Under the plan to make Queensland the “Water Safe State”, students at all state primary schools would now have a water safety and/or learn to swim program from 2019.

The Queensland Government will commit $3.68 million annually – an increase of $2.18 million per year – to expand swim programs, which will comply with national standards set by the Australian Water Safety Council.

Principals in remote locations will be given funding to fly in external providers including lifesavers for intensive programs.

Teachers will also be upskilled so that water safety lessons can be taught in classrooms as well as pools.

All schools will be audited as part of the program, to see where improvements need to be made.

The SOS campaign was sparked by warning from experts about a generation of kids who couldn’t swim to save themselves. More…

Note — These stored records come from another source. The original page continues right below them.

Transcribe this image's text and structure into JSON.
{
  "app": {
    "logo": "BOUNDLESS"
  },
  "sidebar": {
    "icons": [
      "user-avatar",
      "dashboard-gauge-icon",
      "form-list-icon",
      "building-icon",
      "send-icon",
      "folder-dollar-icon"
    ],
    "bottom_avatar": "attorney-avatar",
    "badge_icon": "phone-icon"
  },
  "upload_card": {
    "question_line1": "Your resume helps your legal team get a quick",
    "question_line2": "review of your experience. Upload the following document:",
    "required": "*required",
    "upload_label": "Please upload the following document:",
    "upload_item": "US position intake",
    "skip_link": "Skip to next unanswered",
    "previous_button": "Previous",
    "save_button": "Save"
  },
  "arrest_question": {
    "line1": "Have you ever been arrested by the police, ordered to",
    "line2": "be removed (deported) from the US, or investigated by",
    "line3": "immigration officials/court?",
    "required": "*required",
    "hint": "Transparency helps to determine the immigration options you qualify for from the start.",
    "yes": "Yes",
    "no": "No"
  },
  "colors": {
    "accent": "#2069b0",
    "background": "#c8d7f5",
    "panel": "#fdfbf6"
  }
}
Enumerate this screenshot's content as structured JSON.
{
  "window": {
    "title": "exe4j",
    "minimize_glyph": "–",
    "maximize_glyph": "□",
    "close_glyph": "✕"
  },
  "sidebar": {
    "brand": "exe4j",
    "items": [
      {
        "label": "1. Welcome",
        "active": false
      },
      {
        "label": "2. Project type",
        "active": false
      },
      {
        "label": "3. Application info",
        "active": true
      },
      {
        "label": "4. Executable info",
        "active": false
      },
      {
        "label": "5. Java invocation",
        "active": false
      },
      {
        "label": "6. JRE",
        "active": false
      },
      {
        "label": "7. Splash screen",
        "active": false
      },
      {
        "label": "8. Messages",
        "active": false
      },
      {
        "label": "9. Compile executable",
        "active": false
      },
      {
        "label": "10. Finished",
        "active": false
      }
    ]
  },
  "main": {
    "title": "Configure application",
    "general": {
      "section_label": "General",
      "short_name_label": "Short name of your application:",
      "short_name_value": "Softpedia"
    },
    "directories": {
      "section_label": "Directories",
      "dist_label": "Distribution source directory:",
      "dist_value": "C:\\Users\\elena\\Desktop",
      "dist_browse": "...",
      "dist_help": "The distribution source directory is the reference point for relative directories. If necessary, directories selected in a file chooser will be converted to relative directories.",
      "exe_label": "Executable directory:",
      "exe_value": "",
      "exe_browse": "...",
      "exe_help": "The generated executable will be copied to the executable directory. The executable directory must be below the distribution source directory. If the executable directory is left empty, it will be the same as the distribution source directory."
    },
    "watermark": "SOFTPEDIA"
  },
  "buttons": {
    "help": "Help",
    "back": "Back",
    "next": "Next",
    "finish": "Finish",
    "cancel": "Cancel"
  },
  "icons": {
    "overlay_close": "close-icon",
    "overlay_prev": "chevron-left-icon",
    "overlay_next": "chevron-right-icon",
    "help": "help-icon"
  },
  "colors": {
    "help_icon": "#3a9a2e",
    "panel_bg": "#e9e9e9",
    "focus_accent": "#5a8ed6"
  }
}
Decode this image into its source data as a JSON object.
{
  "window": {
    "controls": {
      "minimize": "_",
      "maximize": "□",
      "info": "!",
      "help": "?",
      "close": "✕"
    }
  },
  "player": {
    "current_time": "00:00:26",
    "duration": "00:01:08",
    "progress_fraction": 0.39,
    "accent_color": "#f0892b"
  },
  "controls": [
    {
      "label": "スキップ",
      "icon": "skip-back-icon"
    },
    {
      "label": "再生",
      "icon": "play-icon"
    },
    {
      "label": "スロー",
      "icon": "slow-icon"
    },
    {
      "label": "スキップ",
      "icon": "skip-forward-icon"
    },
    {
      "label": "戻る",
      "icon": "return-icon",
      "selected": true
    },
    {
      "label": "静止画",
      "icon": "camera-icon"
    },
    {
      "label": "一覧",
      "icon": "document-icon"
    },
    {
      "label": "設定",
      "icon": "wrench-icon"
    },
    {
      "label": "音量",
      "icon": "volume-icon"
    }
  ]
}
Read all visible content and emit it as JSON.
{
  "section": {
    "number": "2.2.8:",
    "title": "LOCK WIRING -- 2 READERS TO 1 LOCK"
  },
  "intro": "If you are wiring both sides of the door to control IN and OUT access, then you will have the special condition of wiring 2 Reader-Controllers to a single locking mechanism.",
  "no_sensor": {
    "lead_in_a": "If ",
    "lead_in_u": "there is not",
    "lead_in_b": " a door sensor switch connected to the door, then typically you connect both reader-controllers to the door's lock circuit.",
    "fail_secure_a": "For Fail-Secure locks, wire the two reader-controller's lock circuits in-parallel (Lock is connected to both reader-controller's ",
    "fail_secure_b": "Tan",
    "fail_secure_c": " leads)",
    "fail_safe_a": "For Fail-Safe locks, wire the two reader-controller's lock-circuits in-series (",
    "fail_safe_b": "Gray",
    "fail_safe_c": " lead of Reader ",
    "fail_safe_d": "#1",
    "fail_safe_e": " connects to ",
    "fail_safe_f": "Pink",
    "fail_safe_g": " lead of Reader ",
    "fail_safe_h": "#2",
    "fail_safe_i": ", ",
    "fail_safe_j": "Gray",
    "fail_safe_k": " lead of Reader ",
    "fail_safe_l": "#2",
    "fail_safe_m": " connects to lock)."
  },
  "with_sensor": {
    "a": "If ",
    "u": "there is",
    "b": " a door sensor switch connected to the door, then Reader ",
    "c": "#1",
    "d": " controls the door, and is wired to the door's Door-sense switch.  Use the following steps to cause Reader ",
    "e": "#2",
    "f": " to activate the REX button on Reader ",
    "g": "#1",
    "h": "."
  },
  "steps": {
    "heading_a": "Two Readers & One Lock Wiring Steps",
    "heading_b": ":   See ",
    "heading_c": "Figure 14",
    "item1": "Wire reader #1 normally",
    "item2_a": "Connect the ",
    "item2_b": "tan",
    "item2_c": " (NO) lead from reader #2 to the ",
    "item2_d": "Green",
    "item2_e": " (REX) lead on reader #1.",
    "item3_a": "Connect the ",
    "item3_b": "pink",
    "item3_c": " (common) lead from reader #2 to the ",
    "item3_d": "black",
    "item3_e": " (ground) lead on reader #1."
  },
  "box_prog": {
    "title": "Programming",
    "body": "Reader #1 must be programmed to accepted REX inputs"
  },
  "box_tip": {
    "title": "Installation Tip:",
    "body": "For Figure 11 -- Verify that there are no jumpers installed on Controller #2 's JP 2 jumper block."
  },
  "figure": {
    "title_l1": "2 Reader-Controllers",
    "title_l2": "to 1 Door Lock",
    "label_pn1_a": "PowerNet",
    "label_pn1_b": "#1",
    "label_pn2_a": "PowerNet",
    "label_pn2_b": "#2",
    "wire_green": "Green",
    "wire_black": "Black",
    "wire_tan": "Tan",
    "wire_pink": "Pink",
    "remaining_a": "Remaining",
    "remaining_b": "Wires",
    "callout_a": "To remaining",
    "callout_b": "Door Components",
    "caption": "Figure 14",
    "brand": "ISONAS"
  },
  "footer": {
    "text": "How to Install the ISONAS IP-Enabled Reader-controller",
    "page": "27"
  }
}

Comment: Children especially seek out open water when summer temperatures rise. As global warming reaches around the globe, lifesaving education is good news to parents who cannot be with their children around the clock. See: From lifesaving Education to None at all.